16:32.  “And the priest, whom he shall anoint, and whom he shall consecrate to minister in the priest’s office in his father’s stead, shall make the atonement, and shall put on the linen clothes, even the holy garments:”


The priest who anointed and consecrated his son as his successor here, is the one of each generation whose term of office had expired.  Since the linen clothes were white, and white is the color of purity, these garments represent the righteousness that was to characterize the priests.  The OT priests however, are types of believers of this present dispensation.  We are called a royal kingdom of priests, see 1 Peter 2:9, so that their being clad in white linen is the symbolic announcement of the truth that we are responsible to live righteously as a testimony to the reality of our professed faith in Christ as Savior and Lord.


16:33.  “And he shall make an atonement for the holy sanctuary, and he shall make an atonement for the tabernacle of the congregation, and for the altar, and he shall make an atonement for the priests, and for all the people of the congregation.”


The sanctuary was the innermost compartment of the Tabernacle; and the altar was the brazen altar sitting exposed to the elements immediately between the entrance gate (curtained doorway) and the Tabernacle proper, the tent of meeting.


The necessity of making atonement for all the things and people mentioned here is related to the fact that they were all of the earth, and were therefore contaminated by the sin brought into the world by Adam’s disobedience.  The need of their being atoned for, i.e., purified, is because they were now being dedicated to the service of Jehovah, the Holy God; and the lesson being taught in this is that holiness is to mark believers in every compartment of their lives: thoughts, words, and deeds, not just in our “religious” activities, but in the secular also.


16:34.  “And this shall be an everlasting statute unto you, to make an atonement for the children of Israel for all their sins once a year.  And he did as the Lord commanded Moses.”


The fact that this is described as “an everlasting statute” is to remind us that God requires holiness of those who profess to be His people, whether they be Israel or the Church.  Until Christ’s death and resurrection, this typological order was to be followed once each year, for the OT ordinances could make nothing permanently perfect, see Hebrews 7:19, “For the law made nothing perfect, but the bringing in of a better hope did; by the which we draw nigh unto God.”  How different is the order established by the death of the Lord Jesus Christ!  “But this man, after he had offered one sacrifice for sins for ever, sat down on the right hand of God,” Hebrews 10:12, and again, “Neither by the blood of goats and calves, but by his own blood he entered in once into the holy place, having obtained eternal redemption for us,” Hebrews 9:12.

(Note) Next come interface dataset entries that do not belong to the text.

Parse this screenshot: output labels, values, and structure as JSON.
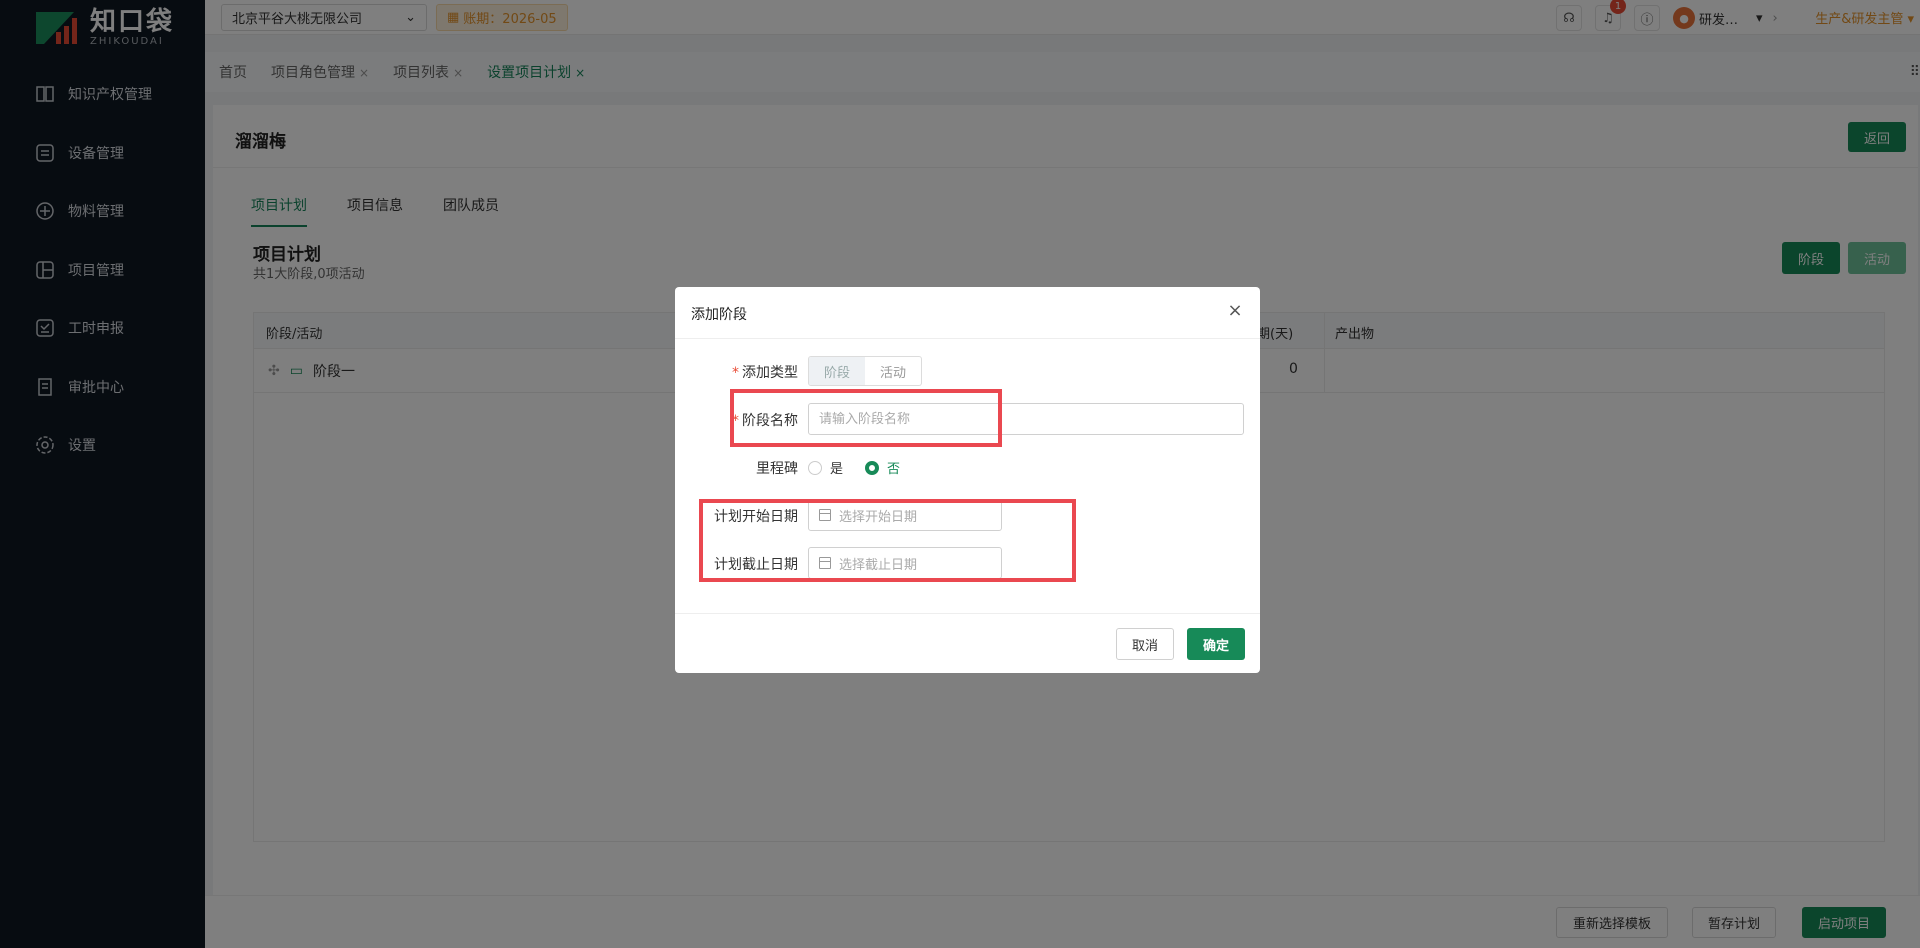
{
  "sidebar": {
    "logo_cn": "知口袋",
    "logo_en": "ZHIKOUDAI",
    "items": [
      {
        "label": "知识产权管理",
        "icon": "book-icon"
      },
      {
        "label": "设备管理",
        "icon": "device-icon"
      },
      {
        "label": "物料管理",
        "icon": "material-icon"
      },
      {
        "label": "项目管理",
        "icon": "project-icon"
      },
      {
        "label": "工时申报",
        "icon": "timesheet-icon"
      },
      {
        "label": "审批中心",
        "icon": "approval-icon"
      },
      {
        "label": "设置",
        "icon": "gear-icon"
      }
    ]
  },
  "topbar": {
    "company": "北京平谷大桃无限公司",
    "period": "账期：2026-05",
    "notifications": "1",
    "user": "研发…",
    "role": "生产&研发主管"
  },
  "tabs": [
    {
      "label": "首页",
      "closable": false
    },
    {
      "label": "项目角色管理",
      "closable": true
    },
    {
      "label": "项目列表",
      "closable": true
    },
    {
      "label": "设置项目计划",
      "closable": true,
      "active": true
    }
  ],
  "page": {
    "title": "溜溜梅",
    "back": "返回",
    "sub_tabs": [
      "项目计划",
      "项目信息",
      "团队成员"
    ],
    "plan_title": "项目计划",
    "plan_summary": "共1大阶段,0项活动",
    "stage_btn": "阶段",
    "activity_btn": "活动",
    "columns": {
      "stage_activity": "阶段/活动",
      "duration": "期(天)",
      "output": "产出物"
    },
    "rows": [
      {
        "name": "阶段一",
        "duration": "0"
      }
    ]
  },
  "footer": {
    "reselect": "重新选择模板",
    "save_draft": "暂存计划",
    "start": "启动项目"
  },
  "modal": {
    "title": "添加阶段",
    "type_label": "添加类型",
    "type_options": [
      "阶段",
      "活动"
    ],
    "name_label": "阶段名称",
    "name_placeholder": "请输入阶段名称",
    "milestone_label": "里程碑",
    "milestone_yes": "是",
    "milestone_no": "否",
    "start_label": "计划开始日期",
    "start_placeholder": "选择开始日期",
    "end_label": "计划截止日期",
    "end_placeholder": "选择截止日期",
    "cancel": "取消",
    "confirm": "确定"
  },
  "colors": {
    "brand": "#178a58",
    "highlight": "#ea4850",
    "warning": "#e5932b"
  }
}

Aaron faithfully obeyed the commands given him by God through Moses, and it would be well with us were we to yield similar obedience to God’s commands.

[Leviticus 17]


     Scripture portions taken from the Holy Bible, King James Version
© 2000-2005 James Melough